## Try it
Say how many lines below hold the word "header"; give the number by itself.

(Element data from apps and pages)
────────────────────────────────────────

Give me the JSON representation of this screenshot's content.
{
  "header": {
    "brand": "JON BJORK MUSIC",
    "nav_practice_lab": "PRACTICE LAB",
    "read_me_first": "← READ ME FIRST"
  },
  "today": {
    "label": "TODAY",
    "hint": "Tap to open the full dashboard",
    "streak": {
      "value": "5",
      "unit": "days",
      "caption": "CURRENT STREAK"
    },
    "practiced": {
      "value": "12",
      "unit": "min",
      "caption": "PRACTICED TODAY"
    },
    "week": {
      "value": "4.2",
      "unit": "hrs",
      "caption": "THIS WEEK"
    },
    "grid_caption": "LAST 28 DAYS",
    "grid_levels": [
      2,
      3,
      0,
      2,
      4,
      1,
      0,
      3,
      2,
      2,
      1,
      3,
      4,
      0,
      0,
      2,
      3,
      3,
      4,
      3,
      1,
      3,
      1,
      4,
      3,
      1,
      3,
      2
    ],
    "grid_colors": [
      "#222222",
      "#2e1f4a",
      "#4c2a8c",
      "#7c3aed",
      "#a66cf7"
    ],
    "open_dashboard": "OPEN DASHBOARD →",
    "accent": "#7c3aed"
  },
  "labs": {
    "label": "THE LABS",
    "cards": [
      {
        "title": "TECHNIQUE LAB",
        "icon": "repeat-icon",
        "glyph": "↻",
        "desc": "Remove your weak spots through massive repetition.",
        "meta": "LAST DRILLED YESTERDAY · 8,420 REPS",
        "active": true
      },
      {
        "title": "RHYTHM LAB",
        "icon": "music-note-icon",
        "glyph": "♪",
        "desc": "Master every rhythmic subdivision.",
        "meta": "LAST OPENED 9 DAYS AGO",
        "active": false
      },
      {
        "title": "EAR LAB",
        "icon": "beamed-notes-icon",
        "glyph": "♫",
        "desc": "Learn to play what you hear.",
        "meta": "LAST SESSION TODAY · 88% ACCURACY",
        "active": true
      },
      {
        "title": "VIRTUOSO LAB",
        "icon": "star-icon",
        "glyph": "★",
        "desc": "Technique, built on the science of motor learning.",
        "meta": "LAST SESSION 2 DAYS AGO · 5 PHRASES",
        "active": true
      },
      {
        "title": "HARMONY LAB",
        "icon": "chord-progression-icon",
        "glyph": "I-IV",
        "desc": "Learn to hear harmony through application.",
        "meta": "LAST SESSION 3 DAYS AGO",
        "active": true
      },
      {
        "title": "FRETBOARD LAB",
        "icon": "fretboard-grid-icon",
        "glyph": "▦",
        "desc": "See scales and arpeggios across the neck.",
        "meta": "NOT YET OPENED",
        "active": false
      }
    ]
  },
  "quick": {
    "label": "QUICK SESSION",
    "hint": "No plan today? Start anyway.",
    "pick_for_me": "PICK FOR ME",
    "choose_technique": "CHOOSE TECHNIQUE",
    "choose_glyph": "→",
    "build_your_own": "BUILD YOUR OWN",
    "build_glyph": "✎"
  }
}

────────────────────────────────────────

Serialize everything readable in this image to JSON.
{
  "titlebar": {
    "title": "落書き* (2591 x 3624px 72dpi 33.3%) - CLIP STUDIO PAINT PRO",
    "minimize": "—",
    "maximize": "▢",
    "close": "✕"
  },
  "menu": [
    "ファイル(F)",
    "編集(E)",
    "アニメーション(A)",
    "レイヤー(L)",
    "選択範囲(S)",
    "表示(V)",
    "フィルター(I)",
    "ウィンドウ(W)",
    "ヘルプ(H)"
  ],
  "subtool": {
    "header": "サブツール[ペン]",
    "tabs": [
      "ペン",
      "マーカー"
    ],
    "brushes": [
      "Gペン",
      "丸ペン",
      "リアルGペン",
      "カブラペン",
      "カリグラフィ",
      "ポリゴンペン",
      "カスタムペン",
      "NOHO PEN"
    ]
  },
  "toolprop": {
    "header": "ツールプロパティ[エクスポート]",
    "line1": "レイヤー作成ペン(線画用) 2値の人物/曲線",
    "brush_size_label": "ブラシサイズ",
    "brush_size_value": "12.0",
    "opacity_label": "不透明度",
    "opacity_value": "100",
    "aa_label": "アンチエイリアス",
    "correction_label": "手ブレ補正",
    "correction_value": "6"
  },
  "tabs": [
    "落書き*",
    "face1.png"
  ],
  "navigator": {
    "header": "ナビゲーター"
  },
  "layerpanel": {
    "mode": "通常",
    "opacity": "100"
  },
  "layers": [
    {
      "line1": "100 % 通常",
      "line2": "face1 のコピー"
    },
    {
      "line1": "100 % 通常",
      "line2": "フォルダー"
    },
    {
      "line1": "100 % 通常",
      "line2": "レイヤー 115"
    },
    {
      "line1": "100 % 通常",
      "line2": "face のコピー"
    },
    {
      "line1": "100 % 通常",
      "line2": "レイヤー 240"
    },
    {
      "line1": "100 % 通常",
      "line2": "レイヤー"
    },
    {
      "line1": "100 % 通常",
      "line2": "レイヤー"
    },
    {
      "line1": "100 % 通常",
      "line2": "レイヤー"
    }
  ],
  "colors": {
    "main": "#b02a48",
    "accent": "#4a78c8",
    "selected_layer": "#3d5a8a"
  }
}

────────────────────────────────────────

## Task output
4